Similarly, I have moved on from the feelings of sadness, and loss, and failure. The grief of losing the vivid picture within which I had designed my life. The grief of broken dreams….BLAH BLAH BLAH.
Instead, I moved forward. I used my experiences, my intrinsic strength and resilience — my roots — and focused on the love and opportunities around me. I opened my mind to something new!
Life is brilliant. And I am grateful to continue to move forward each and every day – as we ALL should, and hope to do.
At this time, a year later, life looks a lot different, and the “story” continues to develop. On the surface I have moved on; I have a new apartment, a new job, a new Driver’s License, a new Premier, and so on. I am wildly happy, and as I mentioned, I am even in the process of falling in love again. I have some deep and authentic friendships being established, I have new responsibilities, new expectations for myself and of others, new stresses. I am living in the present.

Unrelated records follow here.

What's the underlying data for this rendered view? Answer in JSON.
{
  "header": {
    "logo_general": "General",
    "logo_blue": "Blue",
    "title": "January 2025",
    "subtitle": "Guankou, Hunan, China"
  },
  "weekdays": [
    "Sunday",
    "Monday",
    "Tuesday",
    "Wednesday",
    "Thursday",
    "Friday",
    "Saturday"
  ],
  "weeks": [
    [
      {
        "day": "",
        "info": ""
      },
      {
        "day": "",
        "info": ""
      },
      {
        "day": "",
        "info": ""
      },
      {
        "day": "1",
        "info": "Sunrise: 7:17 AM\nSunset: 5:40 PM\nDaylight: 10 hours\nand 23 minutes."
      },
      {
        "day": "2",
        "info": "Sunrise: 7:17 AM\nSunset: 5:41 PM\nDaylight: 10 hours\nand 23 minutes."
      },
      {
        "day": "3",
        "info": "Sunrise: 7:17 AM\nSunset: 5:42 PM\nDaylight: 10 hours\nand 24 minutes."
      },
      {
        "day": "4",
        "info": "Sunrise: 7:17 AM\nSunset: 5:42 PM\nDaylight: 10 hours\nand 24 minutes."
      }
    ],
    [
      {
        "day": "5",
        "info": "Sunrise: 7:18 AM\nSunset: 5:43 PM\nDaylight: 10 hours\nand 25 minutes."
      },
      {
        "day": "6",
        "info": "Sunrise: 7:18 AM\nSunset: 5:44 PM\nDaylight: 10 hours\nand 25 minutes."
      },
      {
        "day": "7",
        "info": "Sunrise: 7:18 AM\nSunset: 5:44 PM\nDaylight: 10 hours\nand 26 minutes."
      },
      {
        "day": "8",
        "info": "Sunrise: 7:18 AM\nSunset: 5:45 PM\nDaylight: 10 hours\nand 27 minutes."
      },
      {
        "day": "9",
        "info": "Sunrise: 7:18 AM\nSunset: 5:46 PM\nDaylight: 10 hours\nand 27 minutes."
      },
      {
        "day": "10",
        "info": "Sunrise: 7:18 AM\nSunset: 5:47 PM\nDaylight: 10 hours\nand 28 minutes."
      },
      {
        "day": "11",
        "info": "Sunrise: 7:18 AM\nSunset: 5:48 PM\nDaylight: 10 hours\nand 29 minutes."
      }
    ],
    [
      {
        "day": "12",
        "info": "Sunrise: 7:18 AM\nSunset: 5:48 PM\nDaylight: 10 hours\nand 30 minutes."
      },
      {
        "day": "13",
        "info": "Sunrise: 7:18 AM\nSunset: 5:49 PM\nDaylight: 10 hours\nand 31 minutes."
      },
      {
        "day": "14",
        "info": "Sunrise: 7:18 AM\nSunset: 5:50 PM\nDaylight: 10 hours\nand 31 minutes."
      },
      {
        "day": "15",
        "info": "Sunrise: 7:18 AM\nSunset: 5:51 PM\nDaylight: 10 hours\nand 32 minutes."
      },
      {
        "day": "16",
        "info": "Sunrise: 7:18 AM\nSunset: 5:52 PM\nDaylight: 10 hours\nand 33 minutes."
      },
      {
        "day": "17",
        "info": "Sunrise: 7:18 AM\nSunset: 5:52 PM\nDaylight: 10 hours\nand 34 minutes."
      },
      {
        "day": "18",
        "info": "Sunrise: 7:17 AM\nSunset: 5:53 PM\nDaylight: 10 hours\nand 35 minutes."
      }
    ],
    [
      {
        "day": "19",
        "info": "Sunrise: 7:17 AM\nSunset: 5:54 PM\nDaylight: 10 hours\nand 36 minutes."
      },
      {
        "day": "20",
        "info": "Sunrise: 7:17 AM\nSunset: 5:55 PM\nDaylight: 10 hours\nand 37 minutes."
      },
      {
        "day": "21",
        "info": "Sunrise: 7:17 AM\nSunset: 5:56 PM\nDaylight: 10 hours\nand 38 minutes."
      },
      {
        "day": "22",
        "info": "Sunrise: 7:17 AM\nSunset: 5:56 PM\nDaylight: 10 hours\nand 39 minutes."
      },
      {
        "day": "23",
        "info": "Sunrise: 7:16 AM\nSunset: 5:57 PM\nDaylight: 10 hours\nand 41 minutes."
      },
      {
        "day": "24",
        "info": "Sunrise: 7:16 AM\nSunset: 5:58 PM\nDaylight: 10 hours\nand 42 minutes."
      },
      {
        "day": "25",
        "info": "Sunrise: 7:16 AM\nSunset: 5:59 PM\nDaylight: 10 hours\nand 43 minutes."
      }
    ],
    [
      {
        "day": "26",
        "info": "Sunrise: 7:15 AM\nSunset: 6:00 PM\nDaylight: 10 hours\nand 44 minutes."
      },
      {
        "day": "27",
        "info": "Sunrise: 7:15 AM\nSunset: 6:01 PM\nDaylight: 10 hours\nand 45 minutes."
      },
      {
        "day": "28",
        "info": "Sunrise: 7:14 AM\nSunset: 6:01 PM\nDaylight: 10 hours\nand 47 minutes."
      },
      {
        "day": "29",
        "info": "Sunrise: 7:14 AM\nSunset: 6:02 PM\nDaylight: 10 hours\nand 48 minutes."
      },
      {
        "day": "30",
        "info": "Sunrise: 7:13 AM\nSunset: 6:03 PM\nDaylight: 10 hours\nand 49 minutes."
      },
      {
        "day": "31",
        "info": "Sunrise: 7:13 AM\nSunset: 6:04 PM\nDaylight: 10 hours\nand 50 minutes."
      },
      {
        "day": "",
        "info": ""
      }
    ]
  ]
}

Yet, I miss the laughter of my 4/5 class at Howlett Academy and going to The Madison with my colleagues to celebrate the end of a busy month. I hold dear the girls and colleagues from Trafalgar, where my career began, as they taught me what it meant to be a working professional, a role model, and a life long learner. I still treasure happy moments and lessons learnt from my past relationship. I am reminded of fun events and adventures with my girlfriends when certain songs come on, and I miss family time most weekends, as there is always something fun going on. I have moved forward, but I cannot pretend these people and these memories are not a part of my fabric, just as much as my hazel eyes and Celiac Disease.
All in all – this Ted Talk came at a great time. It is about moving forward, with grace and enthusiasm, and I love the journey I am on! Embracing forward motion is how we level up our lives, but acknowledging the reality of grief and how it manifests is critical to being fair to ourselves, our own needs, and the needs of those around us.
Thanks for the endless support!! I am so grateful to be able to connect with youth and not only teach them curriculum, but use my experience to help them become healthy and happy young adults.